== WORK INSTRUCTIONS ==
The response must consist of the complete listing below, reproduced without alteration.

== EXTRACTED MATERIAL ==
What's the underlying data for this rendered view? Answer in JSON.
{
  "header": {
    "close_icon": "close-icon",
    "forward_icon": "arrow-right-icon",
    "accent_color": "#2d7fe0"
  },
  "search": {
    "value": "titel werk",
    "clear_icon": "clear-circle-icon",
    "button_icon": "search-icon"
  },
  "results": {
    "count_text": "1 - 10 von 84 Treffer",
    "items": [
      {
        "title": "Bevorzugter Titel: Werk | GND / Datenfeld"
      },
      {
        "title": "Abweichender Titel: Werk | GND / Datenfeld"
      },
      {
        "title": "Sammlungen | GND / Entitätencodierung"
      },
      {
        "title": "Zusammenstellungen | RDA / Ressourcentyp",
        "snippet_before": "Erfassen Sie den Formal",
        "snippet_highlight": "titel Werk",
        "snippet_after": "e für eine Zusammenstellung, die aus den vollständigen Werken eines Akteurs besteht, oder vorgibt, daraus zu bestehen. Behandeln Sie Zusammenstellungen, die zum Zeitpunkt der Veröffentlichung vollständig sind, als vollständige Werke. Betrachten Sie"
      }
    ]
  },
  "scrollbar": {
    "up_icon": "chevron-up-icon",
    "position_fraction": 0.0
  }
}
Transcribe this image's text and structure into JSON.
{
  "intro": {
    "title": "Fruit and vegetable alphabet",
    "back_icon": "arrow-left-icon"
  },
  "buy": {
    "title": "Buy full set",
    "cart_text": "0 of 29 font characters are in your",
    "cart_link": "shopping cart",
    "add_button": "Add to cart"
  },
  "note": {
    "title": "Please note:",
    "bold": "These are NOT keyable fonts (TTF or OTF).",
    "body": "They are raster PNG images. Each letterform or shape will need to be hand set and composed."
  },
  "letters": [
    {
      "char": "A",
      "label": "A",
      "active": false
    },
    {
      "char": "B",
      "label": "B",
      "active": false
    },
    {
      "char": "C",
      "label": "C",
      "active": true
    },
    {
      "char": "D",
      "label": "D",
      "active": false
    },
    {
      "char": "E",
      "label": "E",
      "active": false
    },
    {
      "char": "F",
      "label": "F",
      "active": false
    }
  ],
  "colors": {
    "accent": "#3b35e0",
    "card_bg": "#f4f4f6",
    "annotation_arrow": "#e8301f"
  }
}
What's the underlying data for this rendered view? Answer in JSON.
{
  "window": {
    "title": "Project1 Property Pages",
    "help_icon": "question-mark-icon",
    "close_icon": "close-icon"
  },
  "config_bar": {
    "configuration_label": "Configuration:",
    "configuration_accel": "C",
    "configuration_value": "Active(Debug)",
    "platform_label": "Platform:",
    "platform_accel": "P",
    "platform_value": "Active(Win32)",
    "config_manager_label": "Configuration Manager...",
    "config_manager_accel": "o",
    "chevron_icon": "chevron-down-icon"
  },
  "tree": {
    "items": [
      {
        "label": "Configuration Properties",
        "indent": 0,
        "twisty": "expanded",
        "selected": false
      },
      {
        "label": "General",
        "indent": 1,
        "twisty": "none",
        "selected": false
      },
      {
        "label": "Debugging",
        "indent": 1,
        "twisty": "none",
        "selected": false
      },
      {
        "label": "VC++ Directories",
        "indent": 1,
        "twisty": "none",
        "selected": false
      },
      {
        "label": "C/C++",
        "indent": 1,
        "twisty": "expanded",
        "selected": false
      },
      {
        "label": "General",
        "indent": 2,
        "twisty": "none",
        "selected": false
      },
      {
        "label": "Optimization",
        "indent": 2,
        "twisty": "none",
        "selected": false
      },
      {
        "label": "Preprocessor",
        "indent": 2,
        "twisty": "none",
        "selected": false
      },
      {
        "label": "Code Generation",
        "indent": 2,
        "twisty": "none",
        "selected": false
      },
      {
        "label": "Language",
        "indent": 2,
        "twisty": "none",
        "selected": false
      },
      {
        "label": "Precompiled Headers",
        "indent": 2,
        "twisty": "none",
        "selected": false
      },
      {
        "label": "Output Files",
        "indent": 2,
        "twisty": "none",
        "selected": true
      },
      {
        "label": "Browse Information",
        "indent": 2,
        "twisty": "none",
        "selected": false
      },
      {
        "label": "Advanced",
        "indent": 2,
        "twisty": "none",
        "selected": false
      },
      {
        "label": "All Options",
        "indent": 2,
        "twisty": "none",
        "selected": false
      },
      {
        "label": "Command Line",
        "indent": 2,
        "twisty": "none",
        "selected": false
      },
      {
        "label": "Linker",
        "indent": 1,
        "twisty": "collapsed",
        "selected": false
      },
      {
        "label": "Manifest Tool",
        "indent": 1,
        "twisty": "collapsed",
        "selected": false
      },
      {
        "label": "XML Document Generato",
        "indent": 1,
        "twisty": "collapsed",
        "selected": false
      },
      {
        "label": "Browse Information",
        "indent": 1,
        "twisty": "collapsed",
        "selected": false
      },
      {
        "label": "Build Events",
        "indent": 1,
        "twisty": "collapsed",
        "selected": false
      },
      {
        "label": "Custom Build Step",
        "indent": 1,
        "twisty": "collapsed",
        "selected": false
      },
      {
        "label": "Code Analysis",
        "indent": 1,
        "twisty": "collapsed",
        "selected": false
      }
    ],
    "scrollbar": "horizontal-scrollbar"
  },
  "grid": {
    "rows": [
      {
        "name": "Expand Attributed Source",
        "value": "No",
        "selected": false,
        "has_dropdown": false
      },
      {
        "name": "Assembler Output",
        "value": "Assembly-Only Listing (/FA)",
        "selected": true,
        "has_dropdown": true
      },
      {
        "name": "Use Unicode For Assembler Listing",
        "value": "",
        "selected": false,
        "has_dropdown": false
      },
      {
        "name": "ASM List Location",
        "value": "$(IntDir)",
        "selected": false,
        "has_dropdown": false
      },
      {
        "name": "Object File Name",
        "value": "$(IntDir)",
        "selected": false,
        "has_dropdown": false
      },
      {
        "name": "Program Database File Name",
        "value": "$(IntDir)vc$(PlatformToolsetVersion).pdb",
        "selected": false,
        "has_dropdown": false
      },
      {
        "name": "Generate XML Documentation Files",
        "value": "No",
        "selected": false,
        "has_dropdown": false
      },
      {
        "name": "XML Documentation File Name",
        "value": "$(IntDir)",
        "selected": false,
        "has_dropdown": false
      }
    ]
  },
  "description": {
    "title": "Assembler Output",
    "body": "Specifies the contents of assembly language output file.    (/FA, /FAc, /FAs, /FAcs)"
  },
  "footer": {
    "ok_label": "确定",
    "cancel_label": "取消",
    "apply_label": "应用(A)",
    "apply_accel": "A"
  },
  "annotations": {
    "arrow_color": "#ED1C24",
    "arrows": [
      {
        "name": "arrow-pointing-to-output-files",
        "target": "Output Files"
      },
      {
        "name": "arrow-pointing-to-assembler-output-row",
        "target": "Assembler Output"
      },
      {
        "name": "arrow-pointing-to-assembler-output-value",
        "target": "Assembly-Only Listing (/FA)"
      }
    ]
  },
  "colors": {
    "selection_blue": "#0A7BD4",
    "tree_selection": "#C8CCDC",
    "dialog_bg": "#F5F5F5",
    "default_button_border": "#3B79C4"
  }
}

== EXPECTED ANSWER ==
What's the underlying data for this rendered view? Answer in JSON.
{
  "header": {
    "close_icon": "close-icon",
    "forward_icon": "arrow-right-icon",
    "accent_color": "#2d7fe0"
  },
  "search": {
    "value": "titel werk",
    "clear_icon": "clear-circle-icon",
    "button_icon": "search-icon"
  },
  "results": {
    "count_text": "1 - 10 von 84 Treffer",
    "items": [
      {
        "title": "Bevorzugter Titel: Werk | GND / Datenfeld"
      },
      {
        "title": "Abweichender Titel: Werk | GND / Datenfeld"
      },
      {
        "title": "Sammlungen | GND / Entitätencodierung"
      },
      {
        "title": "Zusammenstellungen | RDA / Ressourcentyp",
        "snippet_before": "Erfassen Sie den Formal",
        "snippet_highlight": "titel Werk",
        "snippet_after": "e für eine Zusammenstellung, die aus den vollständigen Werken eines Akteurs besteht, oder vorgibt, daraus zu bestehen. Behandeln Sie Zusammenstellungen, die zum Zeitpunkt der Veröffentlichung vollständig sind, als vollständige Werke. Betrachten Sie"
      }
    ]
  },
  "scrollbar": {
    "up_icon": "chevron-up-icon",
    "position_fraction": 0.0
  }
}
Transcribe this image's text and structure into JSON.
{
  "intro": {
    "title": "Fruit and vegetable alphabet",
    "back_icon": "arrow-left-icon"
  },
  "buy": {
    "title": "Buy full set",
    "cart_text": "0 of 29 font characters are in your",
    "cart_link": "shopping cart",
    "add_button": "Add to cart"
  },
  "note": {
    "title": "Please note:",
    "bold": "These are NOT keyable fonts (TTF or OTF).",
    "body": "They are raster PNG images. Each letterform or shape will need to be hand set and composed."
  },
  "letters": [
    {
      "char": "A",
      "label": "A",
      "active": false
    },
    {
      "char": "B",
      "label": "B",
      "active": false
    },
    {
      "char": "C",
      "label": "C",
      "active": true
    },
    {
      "char": "D",
      "label": "D",
      "active": false
    },
    {
      "char": "E",
      "label": "E",
      "active": false
    },
    {
      "char": "F",
      "label": "F",
      "active": false
    }
  ],
  "colors": {
    "accent": "#3b35e0",
    "card_bg": "#f4f4f6",
    "annotation_arrow": "#e8301f"
  }
}
What's the underlying data for this rendered view? Answer in JSON.
{
  "window": {
    "title": "Project1 Property Pages",
    "help_icon": "question-mark-icon",
    "close_icon": "close-icon"
  },
  "config_bar": {
    "configuration_label": "Configuration:",
    "configuration_accel": "C",
    "configuration_value": "Active(Debug)",
    "platform_label": "Platform:",
    "platform_accel": "P",
    "platform_value": "Active(Win32)",
    "config_manager_label": "Configuration Manager...",
    "config_manager_accel": "o",
    "chevron_icon": "chevron-down-icon"
  },
  "tree": {
    "items": [
      {
        "label": "Configuration Properties",
        "indent": 0,
        "twisty": "expanded",
        "selected": false
      },
      {
        "label": "General",
        "indent": 1,
        "twisty": "none",
        "selected": false
      },
      {
        "label": "Debugging",
        "indent": 1,
        "twisty": "none",
        "selected": false
      },
      {
        "label": "VC++ Directories",
        "indent": 1,
        "twisty": "none",
        "selected": false
      },
      {
        "label": "C/C++",
        "indent": 1,
        "twisty": "expanded",
        "selected": false
      },
      {
        "label": "General",
        "indent": 2,
        "twisty": "none",
        "selected": false
      },
      {
        "label": "Optimization",
        "indent": 2,
        "twisty": "none",
        "selected": false
      },
      {
        "label": "Preprocessor",
        "indent": 2,
        "twisty": "none",
        "selected": false
      },
      {
        "label": "Code Generation",
        "indent": 2,
        "twisty": "none",
        "selected": false
      },
      {
        "label": "Language",
        "indent": 2,
        "twisty": "none",
        "selected": false
      },
      {
        "label": "Precompiled Headers",
        "indent": 2,
        "twisty": "none",
        "selected": false
      },
      {
        "label": "Output Files",
        "indent": 2,
        "twisty": "none",
        "selected": true
      },
      {
        "label": "Browse Information",
        "indent": 2,
        "twisty": "none",
        "selected": false
      },
      {
        "label": "Advanced",
        "indent": 2,
        "twisty": "none",
        "selected": false
      },
      {
        "label": "All Options",
        "indent": 2,
        "twisty": "none",
        "selected": false
      },
      {
        "label": "Command Line",
        "indent": 2,
        "twisty": "none",
        "selected": false
      },
      {
        "label": "Linker",
        "indent": 1,
        "twisty": "collapsed",
        "selected": false
      },
      {
        "label": "Manifest Tool",
        "indent": 1,
        "twisty": "collapsed",
        "selected": false
      },
      {
        "label": "XML Document Generato",
        "indent": 1,
        "twisty": "collapsed",
        "selected": false
      },
      {
        "label": "Browse Information",
        "indent": 1,
        "twisty": "collapsed",
        "selected": false
      },
      {
        "label": "Build Events",
        "indent": 1,
        "twisty": "collapsed",
        "selected": false
      },
      {
        "label": "Custom Build Step",
        "indent": 1,
        "twisty": "collapsed",
        "selected": false
      },
      {
        "label": "Code Analysis",
        "indent": 1,
        "twisty": "collapsed",
        "selected": false
      }
    ],
    "scrollbar": "horizontal-scrollbar"
  },
  "grid": {
    "rows": [
      {
        "name": "Expand Attributed Source",
        "value": "No",
        "selected": false,
        "has_dropdown": false
      },
      {
        "name": "Assembler Output",
        "value": "Assembly-Only Listing (/FA)",
        "selected": true,
        "has_dropdown": true
      },
      {
        "name": "Use Unicode For Assembler Listing",
        "value": "",
        "selected": false,
        "has_dropdown": false
      },
      {
        "name": "ASM List Location",
        "value": "$(IntDir)",
        "selected": false,
        "has_dropdown": false
      },
      {
        "name": "Object File Name",
        "value": "$(IntDir)",
        "selected": false,
        "has_dropdown": false
      },
      {
        "name": "Program Database File Name",
        "value": "$(IntDir)vc$(PlatformToolsetVersion).pdb",
        "selected": false,
        "has_dropdown": false
      },
      {
        "name": "Generate XML Documentation Files",
        "value": "No",
        "selected": false,
        "has_dropdown": false
      },
      {
        "name": "XML Documentation File Name",
        "value": "$(IntDir)",
        "selected": false,
        "has_dropdown": false
      }
    ]
  },
  "description": {
    "title": "Assembler Output",
    "body": "Specifies the contents of assembly language output file.    (/FA, /FAc, /FAs, /FAcs)"
  },
  "footer": {
    "ok_label": "确定",
    "cancel_label": "取消",
    "apply_label": "应用(A)",
    "apply_accel": "A"
  },
  "annotations": {
    "arrow_color": "#ED1C24",
    "arrows": [
      {
        "name": "arrow-pointing-to-output-files",
        "target": "Output Files"
      },
      {
        "name": "arrow-pointing-to-assembler-output-row",
        "target": "Assembler Output"
      },
      {
        "name": "arrow-pointing-to-assembler-output-value",
        "target": "Assembly-Only Listing (/FA)"
      }
    ]
  },
  "colors": {
    "selection_blue": "#0A7BD4",
    "tree_selection": "#C8CCDC",
    "dialog_bg": "#F5F5F5",
    "default_button_border": "#3B79C4"
  }
}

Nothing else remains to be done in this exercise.